much you withdraw, this might be
pushed into a higher tax bracket,
which could mean a bigger bill from
Uncle Sam come tax time. Find out
the minimum distribution from your
retirement accounts here.
If paying off your house is more
valuable to you than earning a few
dollars more in stocks, be sure you
have a six-month emergency fund
saved before you commit a big chunk
of cash to your mortgage payment,
Families should strive to have a
minimum of three months after-tax
wages in the bank and low-income
earners should aim for at least $1,000
saved before putting extra toward a
“From a personal finance
perspective, you free up monthly
cash when you pay off your house,
but you remove a whole bunch of
cash to do that. As long as what
you’re giving up still leaves you with
the pad that protects you for six
months to one year then that’s okay,”
Poor savers might be the best payoff
Financial planning is a process
that’s unique to every individual.
Spending habits, timelines, how much
risk you’re willing to assume — and
how much you’re okay losing, as
well as your financial and personal
goals are all elements that go into an
If someone tends to spend or has
trouble keeping money in the bank,
then that’s a behavior that’s not likely
to change so it’s important to plan
around it, Bowen points out.
“The right thing to
do is the thing you will
do. All of this has to do
with personal habits.
If you’re going to
blow through the extra
money anyway, then
it’s better that you put
it into your house than
spend it,” Bowen says.
Paying off your mortgage early
will decrease your total mortgage
interest, which could save you
thousands, as well as help you build
Homeownership offers peace
According to ATTOM data, 34
percent of homeowners have 100
percent equity in their homes. For
many people, including Thomas,
owning your home offers benefits
that can’t be tallied on a computer.
For folks nearing retirement,
eliminating that monthly mortgage
payment can be a mental relief when
they’re facing a fixed income.
“Personally, I’m paying down
my mortgage. It feels good to have
it paid off before retirement. It might
not always make financial sense but it
offers peace of mind and it might allow
for better budgeting,” Thomas says.
Homeowners can also borrow
against the equity in their home by
way of a home equity line of credit,
or HELOC, in case of emergencies or
to make improvements to their home.
HELOC interest rates are still historically
low and if you use the funds to add on
or make repairs to your home, then the
money is tax deductible.
The important thing is for people
to identify their financial goals and to
allocate their money appropriately.
Although financial planning seems like
an exercise in logic, it’s often ruled
by emotion. People want to feel good
about where there money is and that
doesn’t always line up with what a
spreadsheet might recommend.
For some people, owing money
causes stress, so getting rid of debt

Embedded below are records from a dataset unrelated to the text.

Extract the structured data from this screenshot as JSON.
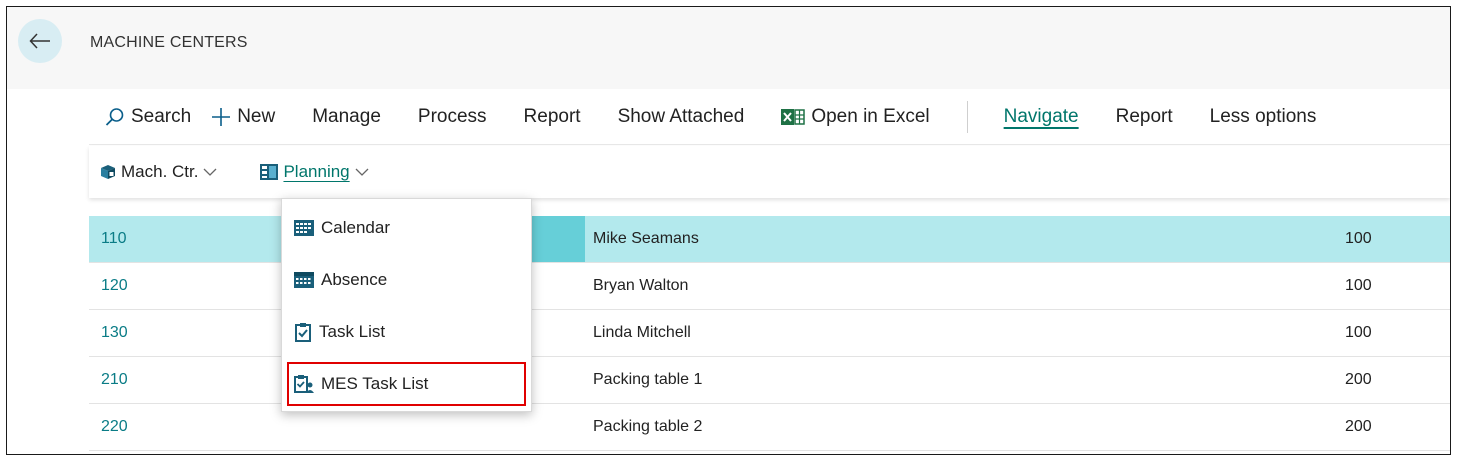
{
  "page": {
    "title": "MACHINE CENTERS",
    "back_label": "Back"
  },
  "actionbar": {
    "search": "Search",
    "new": "New",
    "manage": "Manage",
    "process": "Process",
    "report": "Report",
    "show_attached": "Show Attached",
    "open_in_excel": "Open in Excel",
    "navigate": "Navigate",
    "report2": "Report",
    "less_options": "Less options"
  },
  "subbar": {
    "mach_ctr": "Mach. Ctr.",
    "planning": "Planning"
  },
  "dropdown": {
    "items": [
      {
        "label": "Calendar",
        "icon": "calendar-icon"
      },
      {
        "label": "Absence",
        "icon": "absence-calendar-icon"
      },
      {
        "label": "Task List",
        "icon": "clipboard-check-icon"
      },
      {
        "label": "MES Task List",
        "icon": "mes-task-list-icon",
        "highlighted": true
      }
    ]
  },
  "rows": [
    {
      "no": "110",
      "name": "Mike Seamans",
      "value": "100",
      "selected": true
    },
    {
      "no": "120",
      "name": "Bryan Walton",
      "value": "100"
    },
    {
      "no": "130",
      "name": "Linda Mitchell",
      "value": "100"
    },
    {
      "no": "210",
      "name": "Packing table 1",
      "value": "200"
    },
    {
      "no": "220",
      "name": "Packing table 2",
      "value": "200"
    }
  ],
  "colors": {
    "accent": "#00766b",
    "link": "#0a7c86",
    "selected_row": "#b3e9ed",
    "highlight_border": "#e00000",
    "excel_green": "#1e7145"
  }
}
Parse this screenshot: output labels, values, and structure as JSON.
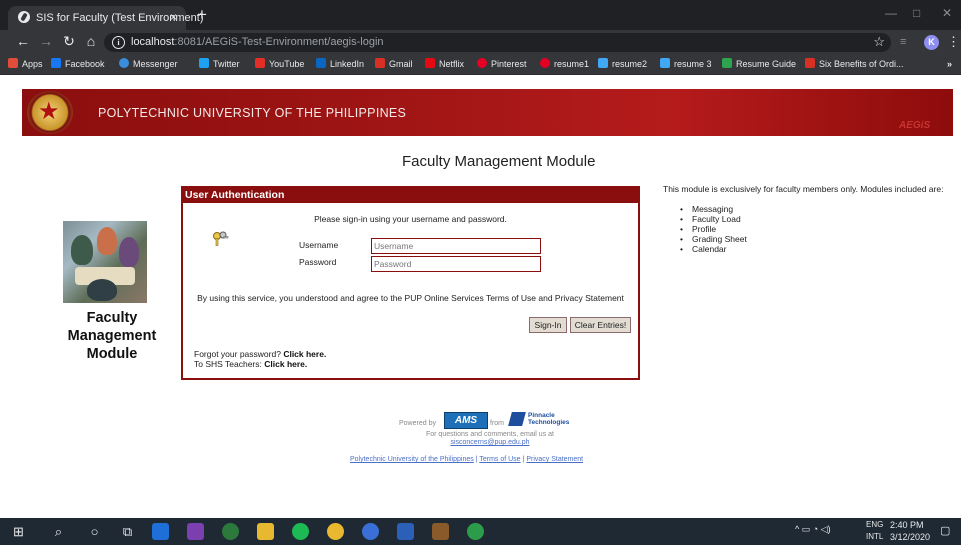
{
  "browser": {
    "tab_title": "SIS for Faculty (Test Environment)",
    "tab_close": "×",
    "new_tab": "+",
    "url_host": "localhost",
    "url_rest": ":8081/AEGiS-Test-Environment/aegis-login",
    "avatar_letter": "K"
  },
  "bookmarks": [
    {
      "label": "Apps",
      "color": "#e34b3a"
    },
    {
      "label": "Facebook",
      "color": "#1877f2"
    },
    {
      "label": "Messenger",
      "color": "#3a8dde"
    },
    {
      "label": "Twitter",
      "color": "#1da1f2"
    },
    {
      "label": "YouTube",
      "color": "#e52d27"
    },
    {
      "label": "LinkedIn",
      "color": "#0a66c2"
    },
    {
      "label": "Gmail",
      "color": "#d93025"
    },
    {
      "label": "Netflix",
      "color": "#e50914"
    },
    {
      "label": "Pinterest",
      "color": "#e60023"
    },
    {
      "label": "resume1",
      "color": "#e60023"
    },
    {
      "label": "resume2",
      "color": "#3fa9f5"
    },
    {
      "label": "resume 3",
      "color": "#3fa9f5"
    },
    {
      "label": "Resume Guide",
      "color": "#2ea44f"
    },
    {
      "label": "Six Benefits of Ordi...",
      "color": "#d93025"
    }
  ],
  "banner": {
    "title": "POLYTECHNIC UNIVERSITY OF THE PHILIPPINES",
    "right_mark": "AEGiS"
  },
  "page": {
    "module_title": "Faculty Management Module",
    "left_label_1": "Faculty",
    "left_label_2": "Management",
    "left_label_3": "Module"
  },
  "auth": {
    "header": "User Authentication",
    "instruction": "Please sign-in using your username and password.",
    "username_label": "Username",
    "password_label": "Password",
    "username_placeholder": "Username",
    "password_placeholder": "Password",
    "terms": "By using this service, you understood and agree to the PUP Online Services Terms of Use and Privacy Statement",
    "signin_label": "Sign-In",
    "clear_label": "Clear Entries!",
    "forgot_text": "Forgot your password?",
    "forgot_link": "Click here.",
    "shs_text": "To SHS Teachers:",
    "shs_link": "Click here."
  },
  "side": {
    "note": "This module is exclusively for faculty members only. Modules included are:",
    "modules": [
      "Messaging",
      "Faculty Load",
      "Profile",
      "Grading Sheet",
      "Calendar"
    ]
  },
  "footer": {
    "powered_by": "Powered by",
    "ams_logo": "AMS",
    "from": "from",
    "pinnacle": "Pinnacle Technologies",
    "questions": "For questions and comments, email us at",
    "email": "sisconcerns@pup.edu.ph",
    "link_pup": "Polytechnic University of the Philippines",
    "sep": "|",
    "link_terms": "Terms of Use",
    "link_privacy": "Privacy Statement"
  },
  "taskbar": {
    "lang_1": "ENG",
    "lang_2": "INTL",
    "time": "2:40 PM",
    "date": "3/12/2020"
  }
}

is a better use of funds than keeping
the debt in order to earn extra in
“My wife likes having money in
the bank whereas I’d rather invest
it. But if money is a tool, then that
money is buying her happiness, so
it’s working,” Bowen says.